For 20 years, Dr. Kenya Lee worked in pediatrics, both at the Air Force Academy and in private practice. But after two decades as a pediatrician (a board certification she still holds), something wasn’t right.
She wasn’t feeling the same way she used to when working in managed care. And whether she was working in the military, in a corporate arena or a smaller primary care practice, with every change in position or title, she felt increasingly unhappy.
“It was always a battle to get what the patient needed,” said Lee, adding that the work no longer felt patient-centric.
“It was lots of stress, burnout, increasingly more hours due to administrative burdens, and the marginalization of just being a Black woman in medicine … often being asked to do things that don’t benefit the patient, but also didn’t make my work any more valuable.”

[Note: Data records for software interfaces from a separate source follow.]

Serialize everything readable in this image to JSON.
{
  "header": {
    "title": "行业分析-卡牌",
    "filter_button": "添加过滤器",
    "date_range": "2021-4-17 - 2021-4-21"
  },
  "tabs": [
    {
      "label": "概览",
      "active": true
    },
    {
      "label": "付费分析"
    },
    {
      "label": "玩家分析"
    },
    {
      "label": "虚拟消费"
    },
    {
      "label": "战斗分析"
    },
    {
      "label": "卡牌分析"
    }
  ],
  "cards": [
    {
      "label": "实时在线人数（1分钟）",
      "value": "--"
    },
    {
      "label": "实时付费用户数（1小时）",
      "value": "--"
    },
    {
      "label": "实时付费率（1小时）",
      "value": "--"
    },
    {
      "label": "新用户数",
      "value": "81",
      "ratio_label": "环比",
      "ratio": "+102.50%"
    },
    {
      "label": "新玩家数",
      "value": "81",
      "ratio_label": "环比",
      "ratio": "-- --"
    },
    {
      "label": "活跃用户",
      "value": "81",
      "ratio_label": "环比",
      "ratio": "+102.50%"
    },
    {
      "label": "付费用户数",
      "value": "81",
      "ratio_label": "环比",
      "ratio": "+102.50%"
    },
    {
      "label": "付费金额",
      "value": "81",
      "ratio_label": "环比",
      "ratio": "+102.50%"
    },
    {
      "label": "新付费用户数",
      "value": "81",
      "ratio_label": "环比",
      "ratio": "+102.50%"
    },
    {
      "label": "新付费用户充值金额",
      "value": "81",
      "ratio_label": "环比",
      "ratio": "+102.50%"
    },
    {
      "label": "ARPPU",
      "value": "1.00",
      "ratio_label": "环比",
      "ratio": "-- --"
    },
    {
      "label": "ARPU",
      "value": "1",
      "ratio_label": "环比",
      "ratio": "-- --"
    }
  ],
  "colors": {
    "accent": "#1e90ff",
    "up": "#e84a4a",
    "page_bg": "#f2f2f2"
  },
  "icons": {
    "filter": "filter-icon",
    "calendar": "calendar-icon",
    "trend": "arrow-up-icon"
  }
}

Still, there were elements she loved about the work, like the myriad opportunities to give back by working on international mission trips. Lee once journeyed as the sole pediatrician with a team of doctors to a remote tribal area of Brazil, where she was able to see over 100 patients in a day.
“I saw diseases and issues we just don’t have here. … It broadened my knowledge, but also opened my eyes to what the world is suffering from,” she said. “Since then I’ve done missions in Jamaica, Haiti, Suriname — I try to give back here, as well.”
Lee is very active locally, giving her time to serve on the boards of Pikes Peak United Way, Colorado Springs Black Business Network, Pikes Peak Community College Foundation, as well as volunteering with Care and Share Food Bank for Southern Colorado.
So after evaluating her career path, Lee made a change — a pretty big one. “I want people to know that we are always allowed to pivot,” she said. Instead of living with being miserable, she took a step back and devised a way to parlay her degree and skills into something new.
PureLee Redefined is an aesthetic spa that Lee launched in 2017 with her husband of nearly 25 years, Dr. Marvin Lee, with the mission of “enhancing beauty at the intersection of art and science.”
To Lee, the aesthetics industry should largely be rooted in medicine, but too often strays from the realm of the purely medical. PureLee Redefined takes a medical approach, not just for safety reasons but to create a look that’s less artificial and more natural.
“I was seeing aging changes in my own skin, and was looking for a natural way of maintaining, looking younger … but not ridiculously younger,” said Lee. But after searching, she just never found anything that felt safe, well-managed or clearly explained, and was meeting “a lot of people who were afraid to work with ethnic skin, and just having a general lack of knowledge about it … so I decided I wanted to learn how to do these things for myself.”
“I want people of color to know we are here and can address their skin care needs,” said Lee. “We are not afraid of their skin because we have it too, and we’ve been dealing with it our whole lives.”
She may not be a pediatrician anymore, but medicine is still a stressful career path, and to unwind Lee practices yoga, meditates, and spends a lot of time gardening and walking her 1-year-old poodle. A self-described wine and jazz enthusiast, Lee also loves to cook. “I can never remember [recipes],” she said, laughing, “but I make it up as I go along.
“Recreating and redefining a balanced life for
myself, and the freedom that comes along with that — that is my greatest area of pride.”